Aircraft production is also being reassessed: airlines are not ordering new aircraft; airlines are challenging delivery on ones spoken for earlier. Demands for termination of aircraft purchase agreements or future aircraft swaps have risen sharply. The scale of the difference between production and deliveries is unprecedented. The pain from too much inventory is impacting the spare parts and maintenance, repair, and overhaul aftermarket as companies fight for bailouts and subsidies, airlines, suppliers, and MRO providers have begun to consolidate. Many of the airlines that survive are expected to focus on narrow body aircraft, helped in part by OEMs who are ceasing to produce wide body aircraft. The last Boeing 747 will roll out of the Everett, Washington, plant in about two years, ending the more than five-decade production run of the "Queen of the skies".
For now, OEMs cannot completely stop production or decentralise at a click of a switch as the policy makers may wish. There are sound reasons for globalisation: risk sharing, access to cheaper capital, parts and materials, technology and labour. Fundamentally, it may be cost prohibitive to bring production home to the countries where OEMs and assemblers are headquartered.
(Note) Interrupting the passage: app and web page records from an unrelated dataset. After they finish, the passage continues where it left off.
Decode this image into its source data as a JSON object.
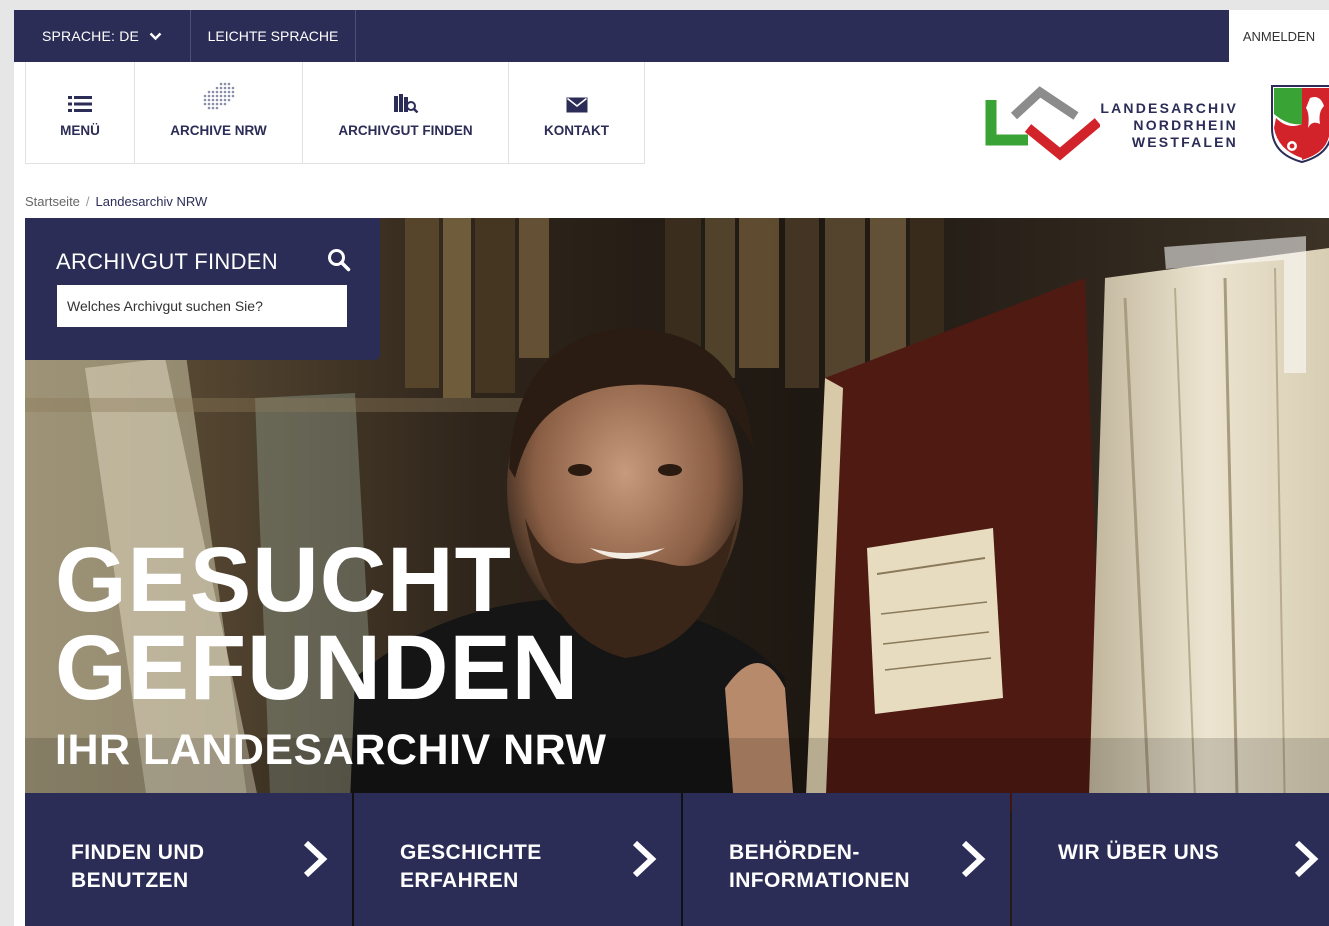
{
  "topbar": {
    "language_label": "SPRACHE: DE",
    "easy_language": "LEICHTE SPRACHE",
    "login": "ANMELDEN"
  },
  "nav": {
    "items": [
      {
        "label": "MENÜ",
        "icon": "menu-list-icon"
      },
      {
        "label": "ARCHIVE NRW",
        "icon": "nrw-map-icon"
      },
      {
        "label": "ARCHIVGUT FINDEN",
        "icon": "book-search-icon"
      },
      {
        "label": "KONTAKT",
        "icon": "envelope-icon"
      }
    ]
  },
  "logo": {
    "line1": "LANDESARCHIV",
    "line2": "NORDRHEIN",
    "line3": "WESTFALEN",
    "colors": {
      "green": "#3aa335",
      "red": "#d2232a",
      "grey": "#8c8c8c",
      "navy": "#2b2d57"
    }
  },
  "breadcrumb": {
    "home": "Startseite",
    "separator": "/",
    "current": "Landesarchiv NRW"
  },
  "search": {
    "title": "ARCHIVGUT FINDEN",
    "placeholder": "Welches Archivgut suchen Sie?"
  },
  "hero": {
    "line1": "GESUCHT",
    "line2": "GEFUNDEN",
    "subline": "IHR LANDESARCHIV NRW"
  },
  "tiles": [
    {
      "label": "FINDEN UND\nBENUTZEN"
    },
    {
      "label": "GESCHICHTE\nERFAHREN"
    },
    {
      "label": "BEHÖRDEN-\nINFORMATIONEN"
    },
    {
      "label": "WIR ÜBER UNS"
    }
  ],
  "colors": {
    "primary": "#2b2d57",
    "background": "#ffffff"
  }
}
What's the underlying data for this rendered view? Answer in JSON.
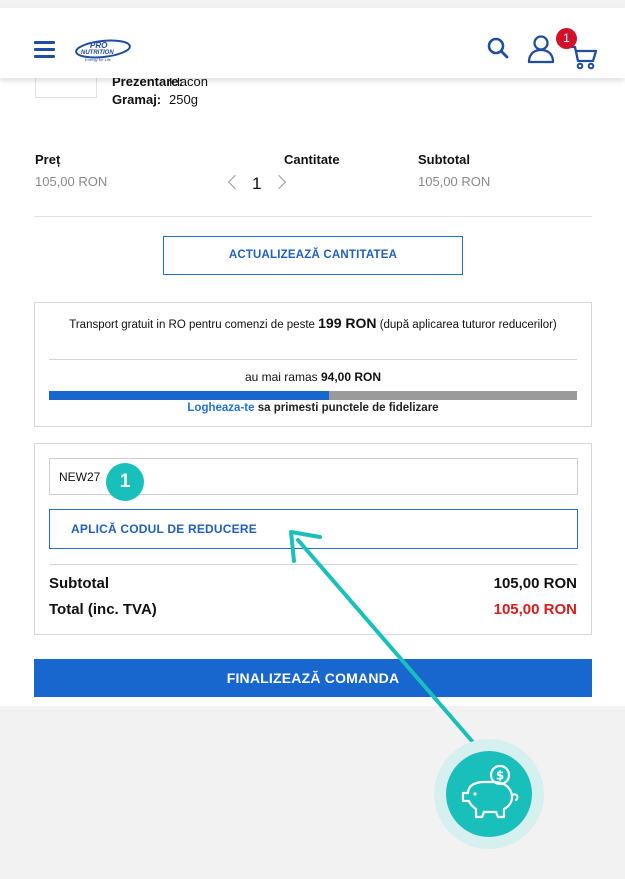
{
  "header": {
    "brand": "PRO NUTRITION",
    "brand_tagline": "Energy for Life",
    "cart_count": "1"
  },
  "product": {
    "presentation_label": "Prezentare:",
    "presentation_value": "Flacon",
    "weight_label": "Gramaj:",
    "weight_value": "250g"
  },
  "cart": {
    "price_header": "Preț",
    "qty_header": "Cantitate",
    "subtotal_header": "Subtotal",
    "price": "105,00 RON",
    "qty": "1",
    "subtotal": "105,00 RON",
    "update_button": "ACTUALIZEAZĂ CANTITATEA"
  },
  "shipping": {
    "text_before": "Transport gratuit in RO pentru comenzi de peste",
    "threshold": "199 RON",
    "text_after": "(după aplicarea tuturor reducerilor)",
    "remaining_prefix": "au mai ramas",
    "remaining_amount": "94,00 RON",
    "progress_fraction": 0.53,
    "login_link": "Logheaza-te",
    "login_text": "sa primesti punctele de fidelizare"
  },
  "coupon": {
    "code": "NEW27",
    "step_number": "1",
    "apply_button": "APLICĂ CODUL DE REDUCERE"
  },
  "totals": {
    "subtotal_label": "Subtotal",
    "subtotal_value": "105,00 RON",
    "total_label": "Total (inc. TVA)",
    "total_value": "105,00 RON"
  },
  "checkout": {
    "finalize_button": "FINALIZEAZĂ COMANDA"
  },
  "colors": {
    "primary": "#1767cf",
    "accent_teal": "#19c0bb",
    "total_red": "#dc1a1a",
    "badge_red": "#d2112b"
  }
}
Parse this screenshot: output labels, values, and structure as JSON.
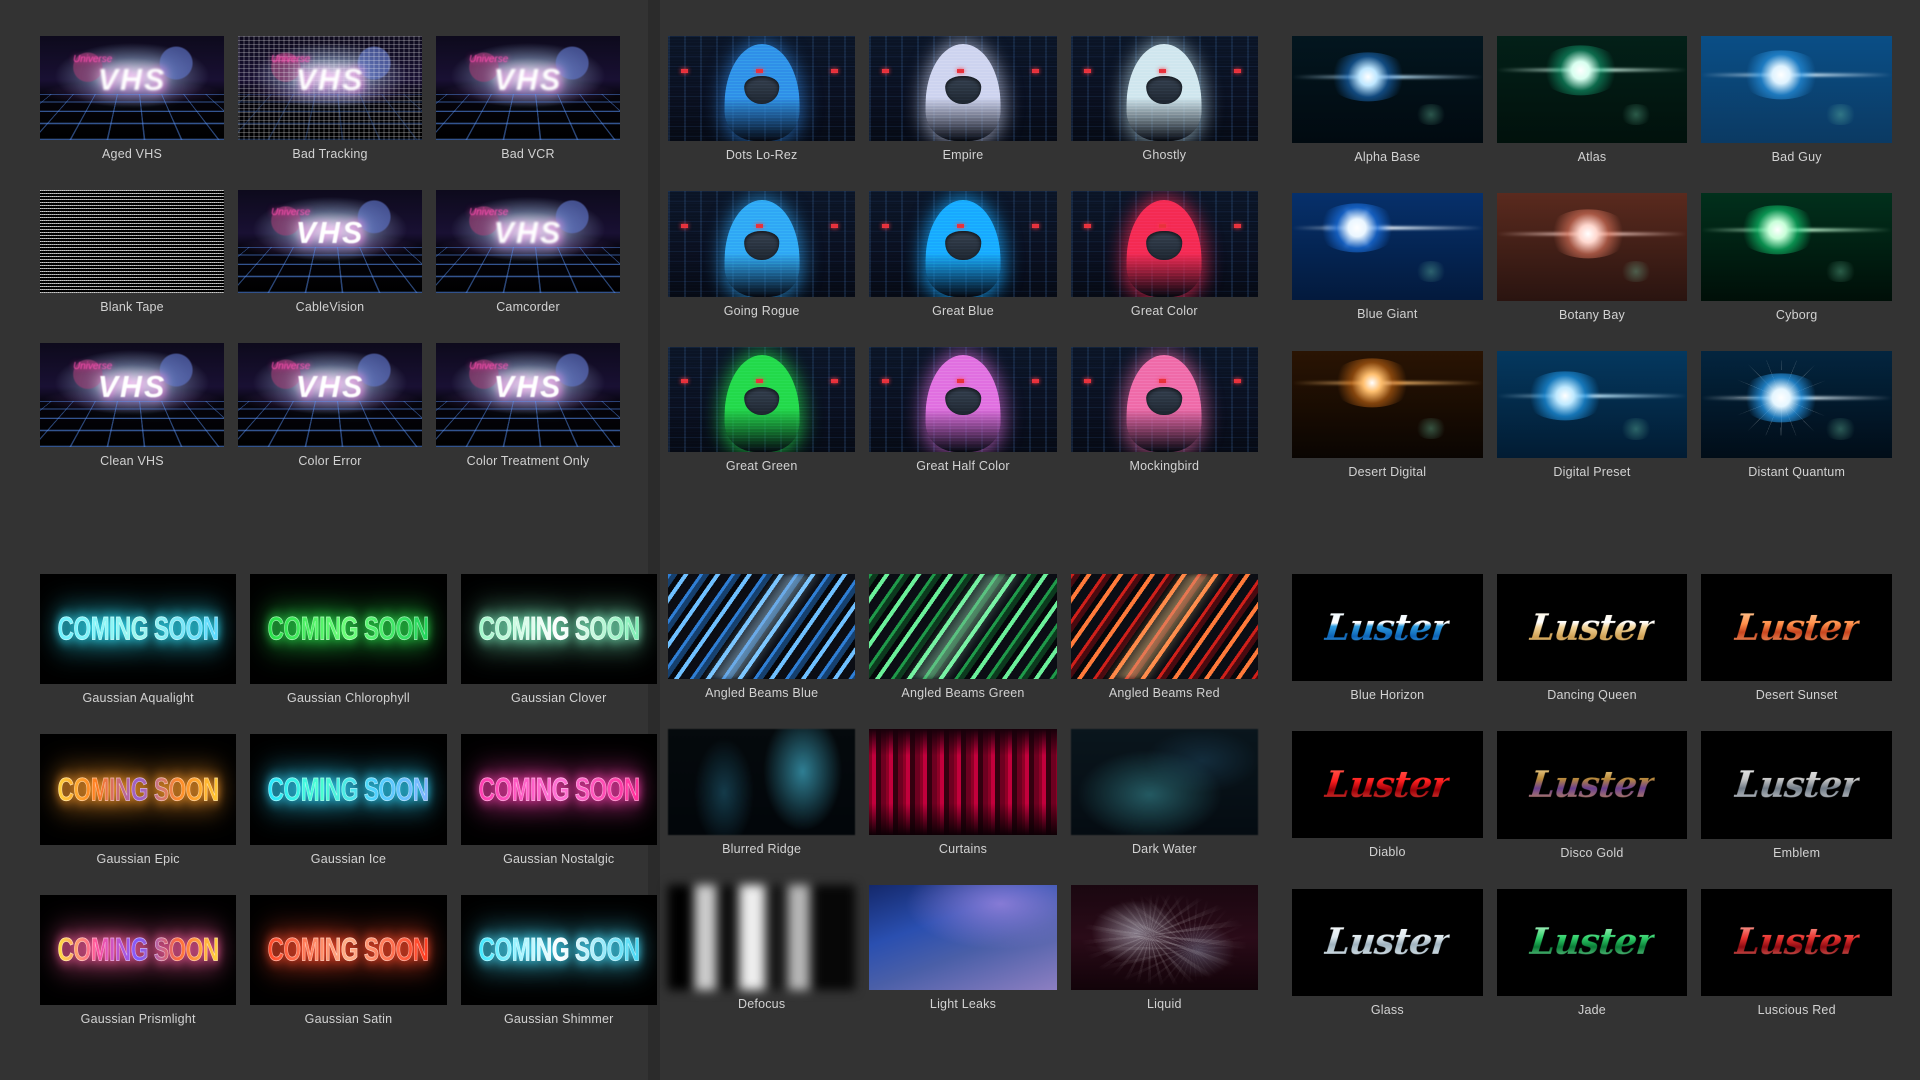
{
  "theme": {
    "app_background": "#2b2b2b",
    "panel_background": "#333333",
    "caption_color": "#d2d2d2",
    "thumbnail_background": "#000000"
  },
  "panels": [
    {
      "id": "vhs-presets",
      "band": "top",
      "column": 1,
      "items": [
        {
          "label": "Aged VHS",
          "art": "vhs",
          "variant": "aged"
        },
        {
          "label": "Bad Tracking",
          "art": "vhs",
          "variant": "tracking"
        },
        {
          "label": "Bad VCR",
          "art": "vhs",
          "variant": "badvcr"
        },
        {
          "label": "Blank Tape",
          "art": "vhs",
          "variant": "blank"
        },
        {
          "label": "CableVision",
          "art": "vhs",
          "variant": "cable"
        },
        {
          "label": "Camcorder",
          "art": "vhs",
          "variant": "camcorder"
        },
        {
          "label": "Clean VHS",
          "art": "vhs",
          "variant": "clean"
        },
        {
          "label": "Color Error",
          "art": "vhs",
          "variant": "colorerror"
        },
        {
          "label": "Color Treatment Only",
          "art": "vhs",
          "variant": "colortreat"
        }
      ]
    },
    {
      "id": "scifi-looks",
      "band": "top",
      "column": 2,
      "items": [
        {
          "label": "Dots Lo-Rez",
          "art": "scifi",
          "fg": "#2f8fe8",
          "glow": "rgba(50,140,235,0.55)"
        },
        {
          "label": "Empire",
          "art": "scifi",
          "fg": "#cdd3ef",
          "glow": "rgba(205,211,239,0.60)"
        },
        {
          "label": "Ghostly",
          "art": "scifi",
          "fg": "#cfe6ee",
          "glow": "rgba(200,235,245,0.55)"
        },
        {
          "label": "Going Rogue",
          "art": "scifi",
          "fg": "#2fa7f5",
          "glow": "rgba(47,167,245,0.60)"
        },
        {
          "label": "Great Blue",
          "art": "scifi",
          "fg": "#18a9ff",
          "glow": "rgba(24,169,255,0.70)"
        },
        {
          "label": "Great Color",
          "art": "scifi",
          "fg": "#f42a52",
          "glow": "rgba(244,42,82,0.65)"
        },
        {
          "label": "Great Green",
          "art": "scifi",
          "fg": "#23d94a",
          "glow": "rgba(35,217,74,0.65)"
        },
        {
          "label": "Great Half Color",
          "art": "scifi",
          "fg": "#e06fe0",
          "glow": "rgba(224,111,224,0.60)"
        },
        {
          "label": "Mockingbird",
          "art": "scifi",
          "fg": "#ef6aa8",
          "glow": "rgba(239,106,168,0.60)"
        }
      ]
    },
    {
      "id": "lens-flares",
      "band": "top",
      "column": 3,
      "items": [
        {
          "label": "Alpha Base",
          "art": "flare",
          "style": "soft",
          "c1": "#bfe7ff",
          "c2": "rgba(30,120,210,0.55)",
          "fx": "40%",
          "fy": "38%",
          "bg": "linear-gradient(#03161f,#010a10)"
        },
        {
          "label": "Atlas",
          "art": "flare",
          "style": "soft",
          "c1": "#d9fff0",
          "c2": "rgba(20,170,120,0.55)",
          "fx": "44%",
          "fy": "32%",
          "bg": "linear-gradient(#032018,#01110c)"
        },
        {
          "label": "Bad Guy",
          "art": "flare",
          "style": "soft",
          "c1": "#dff3ff",
          "c2": "rgba(40,150,230,0.65)",
          "fx": "42%",
          "fy": "36%",
          "bg": "linear-gradient(#0a4e86,#0b3a63)"
        },
        {
          "label": "Blue Giant",
          "art": "flare",
          "style": "star",
          "c1": "#eaf6ff",
          "c2": "rgba(25,110,220,0.75)",
          "fx": "34%",
          "fy": "32%",
          "bg": "linear-gradient(#06306b,#031a3d)"
        },
        {
          "label": "Botany Bay",
          "art": "flare",
          "style": "soft",
          "c1": "#ffd8cf",
          "c2": "rgba(225,120,95,0.60)",
          "fx": "48%",
          "fy": "38%",
          "bg": "linear-gradient(#5a2a1e,#2a1410)"
        },
        {
          "label": "Cyborg",
          "art": "flare",
          "style": "soft",
          "c1": "#c8ffd9",
          "c2": "rgba(15,200,110,0.65)",
          "fx": "40%",
          "fy": "34%",
          "bg": "linear-gradient(#01301c,#000f08)"
        },
        {
          "label": "Desert Digital",
          "art": "flare",
          "style": "soft",
          "c1": "#ffc070",
          "c2": "rgba(200,105,20,0.60)",
          "fx": "42%",
          "fy": "30%",
          "bg": "linear-gradient(#2a1403,#0a0502)"
        },
        {
          "label": "Digital Preset",
          "art": "flare",
          "style": "soft",
          "c1": "#bfe9ff",
          "c2": "rgba(30,150,230,0.70)",
          "fx": "36%",
          "fy": "42%",
          "bg": "linear-gradient(#04385f,#021c33)"
        },
        {
          "label": "Distant Quantum",
          "art": "flare",
          "style": "rays",
          "c1": "#e5f6ff",
          "c2": "rgba(40,160,245,0.70)",
          "fx": "42%",
          "fy": "44%",
          "bg": "linear-gradient(#03253f,#010d18)"
        }
      ]
    },
    {
      "id": "gaussian-text-looks",
      "band": "bottom",
      "column": 1,
      "sample_text": "COMING SOON",
      "items": [
        {
          "label": "Gaussian Aqualight",
          "art": "neon",
          "gradient": "linear-gradient(90deg,#6ef2ff,#9ef8f0,#5bd9ff)",
          "glow": "#2fe6ff"
        },
        {
          "label": "Gaussian Chlorophyll",
          "art": "neon",
          "gradient": "linear-gradient(90deg,#28e04a,#6dff7a,#1fd45a)",
          "glow": "#2ae24d"
        },
        {
          "label": "Gaussian Clover",
          "art": "neon",
          "gradient": "linear-gradient(90deg,#9ff7c9,#ffffff,#7df0b4)",
          "glow": "#7df0c0"
        },
        {
          "label": "Gaussian Epic",
          "art": "neon",
          "gradient": "linear-gradient(90deg,#ffd23d,#ff7a1f,#9a5fd0,#ff8a2a,#ffc832)",
          "glow": "#ff9b2a"
        },
        {
          "label": "Gaussian Ice",
          "art": "neon",
          "gradient": "linear-gradient(90deg,#29e6ff,#4affd0,#4fd2ff,#7fb4ff)",
          "glow": "#2fd8ff"
        },
        {
          "label": "Gaussian Nostalgic",
          "art": "neon",
          "gradient": "linear-gradient(90deg,#ff3fb0,#ff74d6,#ff2f9a)",
          "glow": "#ff3fb0"
        },
        {
          "label": "Gaussian Prismlight",
          "art": "neon",
          "gradient": "linear-gradient(90deg,#ffe23d,#ff4fa0,#7f5bff,#ff6a3d,#ffd23d)",
          "glow": "#ff5fa0"
        },
        {
          "label": "Gaussian Satin",
          "art": "neon",
          "gradient": "linear-gradient(90deg,#ff4a2a,#ffb08a,#ff3b1f)",
          "glow": "#ff4a2a"
        },
        {
          "label": "Gaussian Shimmer",
          "art": "neon",
          "gradient": "linear-gradient(90deg,#3fe8ff,#ffffff,#46d9f5)",
          "glow": "#46e0ff"
        }
      ]
    },
    {
      "id": "backgrounds-textures",
      "band": "bottom",
      "column": 2,
      "items": [
        {
          "label": "Angled Beams Blue",
          "art": "beams",
          "b1": "#2f7fd6",
          "b2": "#16406e",
          "b3": "#6fc0ff",
          "hot": "rgba(180,225,255,0.5)"
        },
        {
          "label": "Angled Beams Green",
          "art": "beams",
          "b1": "#1f9a4a",
          "b2": "#0c3a1e",
          "b3": "#6bf09a",
          "hot": "rgba(180,255,210,0.45)"
        },
        {
          "label": "Angled Beams Red",
          "art": "beams",
          "b1": "#d0201a",
          "b2": "#4a0a10",
          "b3": "#ff7a3a",
          "hot": "rgba(255,210,140,0.55)"
        },
        {
          "label": "Blurred Ridge",
          "art": "blurred-ridge"
        },
        {
          "label": "Curtains",
          "art": "curtains"
        },
        {
          "label": "Dark Water",
          "art": "dark-water"
        },
        {
          "label": "Defocus",
          "art": "defocus"
        },
        {
          "label": "Light Leaks",
          "art": "light-leaks"
        },
        {
          "label": "Liquid",
          "art": "liquid"
        }
      ]
    },
    {
      "id": "luster-title-styles",
      "band": "bottom",
      "column": 3,
      "sample_text": "Luster",
      "items": [
        {
          "label": "Blue Horizon",
          "art": "luster",
          "gradient": "linear-gradient(180deg,#e8f7ff 0%,#ffffff 38%,#2f9de0 46%,#0d63b6 70%,#5fc2ff 100%)"
        },
        {
          "label": "Dancing Queen",
          "art": "luster",
          "gradient": "linear-gradient(180deg,#fff4dc 0%,#ffffff 36%,#f2d49a 48%,#cf9f52 72%,#ffe9bd 100%)"
        },
        {
          "label": "Desert Sunset",
          "art": "luster",
          "gradient": "linear-gradient(180deg,#ffd7a8 0%,#ff8f4a 40%,#c7451f 60%,#ffb177 100%)"
        },
        {
          "label": "Diablo",
          "art": "luster",
          "gradient": "linear-gradient(180deg,#ff6a5a 0%,#ff1f1f 40%,#9a0008 62%,#ff5a4a 100%)"
        },
        {
          "label": "Disco Gold",
          "art": "luster",
          "gradient": "linear-gradient(180deg,#ffe7a8 0%,#b98a3a 35%,#6a3f8f 58%,#e0a84a 100%)"
        },
        {
          "label": "Emblem",
          "art": "luster",
          "gradient": "linear-gradient(180deg,#f2f2f2 0%,#c8c8c8 36%,#6f7a86 58%,#e8e8e8 100%)"
        },
        {
          "label": "Glass",
          "art": "luster",
          "gradient": "linear-gradient(180deg,#ffffff 0%,#dfe9ef 38%,#9fb3bf 56%,#f4fbff 100%)"
        },
        {
          "label": "Jade",
          "art": "luster",
          "gradient": "linear-gradient(180deg,#d6ffe0 0%,#2fcf6a 40%,#0a7a36 62%,#8df0b0 100%)"
        },
        {
          "label": "Luscious Red",
          "art": "luster",
          "gradient": "linear-gradient(180deg,#ffbdb0 0%,#e8332f 40%,#8e0b12 62%,#ff8a7a 100%)"
        }
      ]
    }
  ]
}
So, fundamental changes in how the OEMs operate is 'pie in the sky' talk. Or is it?
We are likely to see a change in the way in which aircraft are certified. The Boeing 737 MAX-8 debacle has caused a crisis of confidence in the certification of aircraft and regulators. In June, a group of U.S. senators introduced legislation to strengthen FAA oversight of aircraft certification.
We may see greater competition. Airbus and Boeing dominate an under competitive airline manufacturing industry. The duopoly makes 99% of global large aircraft orders, and those large aircraft orders make up more than 90% of the total market. The duopoly doesn’t have many competitors, but overseas competition is brewing: China’s state-run company, COMAC, Brazil's Embraer, Japan's Mitsubishi Heavy Industries and Russia's United Aircraft Corporation (Ilyushin, Sukhoi, Tupolev etc) may have better prospects.
The next few years will be difficult and perhaps defining for the OEMs. Some will agree that this is perhaps the time for some much needed hard medicine to restore health in the sector and renew much needed trust between suppliers and customers.